"On the export front, the Census Bureau estimate of February
2006 soybean exports was about 2 million larger than the USDA
estimates for the month. Cumulative marketing-year exports
through February were about 7 million larger than the USDA
Weekly export sales of old-crop soybeans remain brisk in
light of the large South American harvest, averaging about 13
million bushels per week for the two weeks ended on April 6.
[to top of second column]
The weekly Export Sales report also confirmed a large sale of
soybeans to China for delivery in the 2006-07 marketing year. Sales
to China for delivery next year totaled about 65 million bushels.
Sales to all destinations during the 2006-07 marketing year totaled
94 million bushels as of April 6. No new-crop sales had been
reported at this time last year.
"The new-crop sales to China served as a reminder of the large
appetite for soybeans in that country," Good noted.
Soybean prices may also garner some support from the industry
report of the soybean crush during March. The National Oilseed
Processors Association reported that member companies crushed nearly
142.9 million bushels of soybeans in March 2006 -- more than
anticipated by the market.
"The larger-than-expected crush also resulted in a more modest
increase in soybean oil stocks than anticipated," said Good.
"Finally, soybean prices have once again found support from
speculative buying, based in part on continued price increases for
other commodities, particularly crude oil and precious metals."
For producers, however, fluctuating soybean prices make pricing
"For the new crop, the bottom line is that more acreage along
with a trend yield would likely result in cash prices at or below
the Commodity Credit Corporation loan rate by harvest time," said
Good. "The market is currently offering a 2006-07 marketing-year
average farm price well above the loan rate."
With November futures at $6.02, and assuming that the monthly
average farm price will have the same relationship to futures prices
as the average of the past five years, the futures market currently
reflects a 2006-07 average farm price near $5.95.
"That is 30 cents to 35 cents above the average expected for the
current year," said Good. "The market will closely monitor planting
progress, weather and weather forecasts, and weekly crop condition
reports as they become available in order to judge 2006 production
"These factors will also provide producers with valuable
information for gauging new-crop pricing opportunities. The lesson

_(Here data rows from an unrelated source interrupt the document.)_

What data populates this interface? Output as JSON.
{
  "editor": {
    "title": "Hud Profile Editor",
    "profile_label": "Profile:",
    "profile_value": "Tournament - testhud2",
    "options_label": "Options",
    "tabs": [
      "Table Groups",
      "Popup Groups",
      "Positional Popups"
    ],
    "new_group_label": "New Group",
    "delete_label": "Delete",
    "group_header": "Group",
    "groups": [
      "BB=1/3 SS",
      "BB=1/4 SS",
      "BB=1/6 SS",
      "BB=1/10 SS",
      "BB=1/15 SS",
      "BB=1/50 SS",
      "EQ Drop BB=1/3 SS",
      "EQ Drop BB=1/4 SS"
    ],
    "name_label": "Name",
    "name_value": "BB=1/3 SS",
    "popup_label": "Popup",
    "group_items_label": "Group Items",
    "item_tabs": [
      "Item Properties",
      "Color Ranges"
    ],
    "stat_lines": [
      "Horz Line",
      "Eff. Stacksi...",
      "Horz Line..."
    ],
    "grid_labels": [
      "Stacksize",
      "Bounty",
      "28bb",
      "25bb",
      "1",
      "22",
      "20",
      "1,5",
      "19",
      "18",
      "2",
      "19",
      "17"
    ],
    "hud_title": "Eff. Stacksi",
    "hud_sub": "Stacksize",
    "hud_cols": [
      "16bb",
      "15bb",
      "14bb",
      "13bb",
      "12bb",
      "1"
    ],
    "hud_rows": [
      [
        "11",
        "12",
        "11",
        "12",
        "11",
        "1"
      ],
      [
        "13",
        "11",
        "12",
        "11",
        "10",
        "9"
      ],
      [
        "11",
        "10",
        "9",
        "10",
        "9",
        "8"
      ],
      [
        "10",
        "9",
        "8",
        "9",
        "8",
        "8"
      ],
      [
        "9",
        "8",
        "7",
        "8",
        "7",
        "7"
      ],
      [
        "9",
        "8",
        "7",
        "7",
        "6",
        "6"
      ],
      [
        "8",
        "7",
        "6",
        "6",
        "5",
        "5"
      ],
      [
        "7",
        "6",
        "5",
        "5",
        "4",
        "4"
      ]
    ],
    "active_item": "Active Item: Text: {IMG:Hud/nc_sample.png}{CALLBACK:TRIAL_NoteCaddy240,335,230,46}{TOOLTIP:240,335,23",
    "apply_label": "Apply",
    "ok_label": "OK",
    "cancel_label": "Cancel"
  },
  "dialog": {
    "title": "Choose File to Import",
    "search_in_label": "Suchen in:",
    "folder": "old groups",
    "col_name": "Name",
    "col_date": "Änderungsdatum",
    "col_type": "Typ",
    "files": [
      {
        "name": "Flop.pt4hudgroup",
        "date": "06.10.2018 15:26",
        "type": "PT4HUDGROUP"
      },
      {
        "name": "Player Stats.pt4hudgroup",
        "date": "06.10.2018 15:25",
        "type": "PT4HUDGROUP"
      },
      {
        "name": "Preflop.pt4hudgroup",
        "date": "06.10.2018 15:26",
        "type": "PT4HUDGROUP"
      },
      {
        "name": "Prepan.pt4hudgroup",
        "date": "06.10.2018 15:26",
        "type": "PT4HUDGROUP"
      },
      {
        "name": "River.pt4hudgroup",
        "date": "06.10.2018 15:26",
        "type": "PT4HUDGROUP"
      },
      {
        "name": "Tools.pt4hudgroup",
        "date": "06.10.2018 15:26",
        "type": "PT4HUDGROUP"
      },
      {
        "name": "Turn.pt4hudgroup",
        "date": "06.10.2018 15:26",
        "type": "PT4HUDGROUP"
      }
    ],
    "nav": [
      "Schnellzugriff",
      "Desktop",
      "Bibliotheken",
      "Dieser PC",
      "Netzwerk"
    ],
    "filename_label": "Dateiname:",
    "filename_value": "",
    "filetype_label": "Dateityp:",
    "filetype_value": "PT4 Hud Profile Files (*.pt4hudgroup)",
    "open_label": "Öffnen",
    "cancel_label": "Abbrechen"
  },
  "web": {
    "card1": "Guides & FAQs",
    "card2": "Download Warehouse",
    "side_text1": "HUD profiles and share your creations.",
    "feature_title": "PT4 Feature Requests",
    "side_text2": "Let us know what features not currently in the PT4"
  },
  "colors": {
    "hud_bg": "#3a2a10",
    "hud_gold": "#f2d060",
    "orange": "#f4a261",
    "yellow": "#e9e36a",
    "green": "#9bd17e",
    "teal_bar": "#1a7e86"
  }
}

of a year ago is that the weekly crop condition ratings are very
valuable in judging U.S. average yield prospects."
of Illinois College of Agricultural, Consumer and Environmental
Sciences news release]